Seven children claim they were physically and verbally abused by officers during a weeklong boot camp held in Central California that was sponsored by Huntington Park and South Gate police departments, a lawyer for the children's families said Wednesday.
Of about three dozen children and teenagers who attended the camp in San Luis Obispo, seven have come forward with accounts of abuse that occurred in May, according to Santa Clarita-based attorney Gregory Owen.
During a portion of five-month intervention program for at-risk youth -- called Leadership Empowerment and Discipline, or LEAD -- the campers were slapped, punched, beaten and had their hands and backs stepped on while they did push-ups, Owen said.
One young camper suffered broken fingers when an officer stepped on the child's hand during the May 17 to May 24 camp, Owen said.

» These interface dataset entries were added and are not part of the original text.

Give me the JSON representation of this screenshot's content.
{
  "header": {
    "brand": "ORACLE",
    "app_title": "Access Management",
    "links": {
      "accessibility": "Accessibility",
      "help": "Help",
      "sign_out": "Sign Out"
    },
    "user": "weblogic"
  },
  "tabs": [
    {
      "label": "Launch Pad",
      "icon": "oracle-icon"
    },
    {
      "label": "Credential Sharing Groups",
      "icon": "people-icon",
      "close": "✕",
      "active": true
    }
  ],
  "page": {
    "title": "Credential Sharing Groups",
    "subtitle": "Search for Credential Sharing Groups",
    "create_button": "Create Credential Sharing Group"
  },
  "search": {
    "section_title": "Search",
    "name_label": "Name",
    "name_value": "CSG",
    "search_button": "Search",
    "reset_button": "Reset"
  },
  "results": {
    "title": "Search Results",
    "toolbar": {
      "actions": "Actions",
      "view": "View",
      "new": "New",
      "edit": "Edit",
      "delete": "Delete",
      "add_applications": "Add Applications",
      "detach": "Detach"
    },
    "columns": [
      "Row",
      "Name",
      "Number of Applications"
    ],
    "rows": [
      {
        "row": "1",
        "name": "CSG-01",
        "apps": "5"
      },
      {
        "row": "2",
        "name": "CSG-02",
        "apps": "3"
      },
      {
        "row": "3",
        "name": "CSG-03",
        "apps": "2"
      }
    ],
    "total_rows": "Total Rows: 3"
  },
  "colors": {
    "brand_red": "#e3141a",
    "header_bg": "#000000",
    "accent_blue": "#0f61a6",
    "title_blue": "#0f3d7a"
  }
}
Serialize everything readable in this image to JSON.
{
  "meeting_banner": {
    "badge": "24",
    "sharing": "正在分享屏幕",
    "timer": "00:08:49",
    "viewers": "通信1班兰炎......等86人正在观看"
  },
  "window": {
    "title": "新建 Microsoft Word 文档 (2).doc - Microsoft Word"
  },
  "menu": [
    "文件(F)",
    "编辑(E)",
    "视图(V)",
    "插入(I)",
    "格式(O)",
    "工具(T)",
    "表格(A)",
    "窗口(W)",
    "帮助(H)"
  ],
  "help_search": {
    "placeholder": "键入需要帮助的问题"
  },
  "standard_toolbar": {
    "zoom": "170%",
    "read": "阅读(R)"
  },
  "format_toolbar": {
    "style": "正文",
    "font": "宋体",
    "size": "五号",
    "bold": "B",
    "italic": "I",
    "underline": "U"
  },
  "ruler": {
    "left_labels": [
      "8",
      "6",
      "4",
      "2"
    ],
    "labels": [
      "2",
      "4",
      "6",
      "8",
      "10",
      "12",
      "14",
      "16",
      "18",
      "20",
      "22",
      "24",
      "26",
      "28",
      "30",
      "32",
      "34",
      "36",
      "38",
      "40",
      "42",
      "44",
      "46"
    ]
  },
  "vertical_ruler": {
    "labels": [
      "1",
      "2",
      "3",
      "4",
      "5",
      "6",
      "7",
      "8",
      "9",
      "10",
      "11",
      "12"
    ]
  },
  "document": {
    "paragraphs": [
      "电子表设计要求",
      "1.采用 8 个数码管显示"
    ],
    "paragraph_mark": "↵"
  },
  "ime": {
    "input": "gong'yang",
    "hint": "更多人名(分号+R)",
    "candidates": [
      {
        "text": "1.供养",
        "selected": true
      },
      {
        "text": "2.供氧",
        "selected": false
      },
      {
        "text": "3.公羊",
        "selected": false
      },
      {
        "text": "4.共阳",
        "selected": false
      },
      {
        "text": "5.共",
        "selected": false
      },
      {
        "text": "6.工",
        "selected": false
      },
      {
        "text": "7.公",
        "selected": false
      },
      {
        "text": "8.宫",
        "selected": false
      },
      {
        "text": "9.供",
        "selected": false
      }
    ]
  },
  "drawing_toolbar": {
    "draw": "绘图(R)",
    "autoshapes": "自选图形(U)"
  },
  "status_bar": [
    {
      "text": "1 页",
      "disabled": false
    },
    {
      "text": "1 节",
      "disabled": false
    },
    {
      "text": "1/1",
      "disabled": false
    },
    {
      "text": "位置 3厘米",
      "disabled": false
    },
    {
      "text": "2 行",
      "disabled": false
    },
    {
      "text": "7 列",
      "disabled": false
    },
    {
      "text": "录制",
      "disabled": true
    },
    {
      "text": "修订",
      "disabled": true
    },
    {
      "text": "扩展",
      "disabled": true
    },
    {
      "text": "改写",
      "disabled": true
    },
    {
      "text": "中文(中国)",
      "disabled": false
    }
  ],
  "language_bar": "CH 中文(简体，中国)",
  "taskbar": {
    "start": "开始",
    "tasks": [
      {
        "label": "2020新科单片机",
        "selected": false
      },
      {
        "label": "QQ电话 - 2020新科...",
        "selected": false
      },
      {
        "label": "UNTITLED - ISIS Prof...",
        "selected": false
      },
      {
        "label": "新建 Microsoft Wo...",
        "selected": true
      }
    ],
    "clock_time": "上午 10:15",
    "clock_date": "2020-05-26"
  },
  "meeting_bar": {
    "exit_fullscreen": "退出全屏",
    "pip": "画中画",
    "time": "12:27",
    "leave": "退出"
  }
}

"These officers would pull these kids into 'the dark room.'... And in the dark room, they would take these children ... by the neck, push them up against the wall," Owen said at a Wednesday afternoon news conference in Commerce. "Then they would strike them. They would beat them in the side, in the stomach, in the ribs, and in the face."
The children, ages 12 to 16, were participating in a 20-week-long program that aimed to teach discipline and leadership as well as reduce family conflict, according to a news release from Owen's law firm. The program included the weeklong camp in San Luis Obispo.
The San Luis Obispo County Sheriff's Office said Tuesday that it was investigating reports of child abuse at the camp, held at a California Army National Guard Base known as Camp San Luis Obispo.
The camp is rented out to the program and is not affiliated with LEAD, the Sheriff's Office said, in conflict with Owen's news release, which alleged the state's National Guard was involved.
Detectives came to Southern California to talk to seven of the identified victims in interviews Monday and Tuesday, according to a sheriff's news release.
The investigation was ongoing and no charges had been filed Wednesday.
The Sheriff's Office was contacted by the Los Angeles County Department of Children and Family Services regarding the allegations, the sheriff's release stated.
The South Gate Police Department issued a statement about the allegations Monday, saying the chiefs of both the South Gate and Huntington Park police departments met with parents to discuss concerns over the weekend.
"Both agencies believe in complete transparency and take all allegations very seriously," the statement read. "Any matters of concern will be investigated thoroughly."
At a news conference Wednesday, parents said they want a fair investigation.
Bridget Salazar said her 13-year-old son was punched, slammed up against a wall and choked.
"He just couldn't stop crying," Salazar said. "Right there, I knew something happened."
Araceli Pulido said her daughters, aged 12 and 14, were among the seven alleging abuse. There are more campers who were hurt but they are too scared to come forward, Pulido said.
The children were allegedly told they were worthless and their parents did not love or want them, and that the camp was three months long rather than a week, according to Owen.
The “Gomez brothers” were primarily responsible for the mistreatment, the children reported.
“Many of the children are suffering from nightmares and other emotional trauma because the Gomez brothers are out on the streets. They are afraid the Gomez brothers will come after them,” Owen's news release stated.
The children were also allegedly threatened that they would be harmed if they told anyone about the abuse.
When San Luis Obispo detectives interviewed campers, the Gomez brothers were "within view of the children and were able to intimidate several of them to the point that they did not provide full accounts of what occurred,” Owen stated in his news release.
But on Wednesday, the Sheriff's Office said that the officers allegedly involved were not present during any interviews detectives conducted with children.
The Gomez brothers have since been suspended from the boot camp program but are still on patrol, lawyers believed.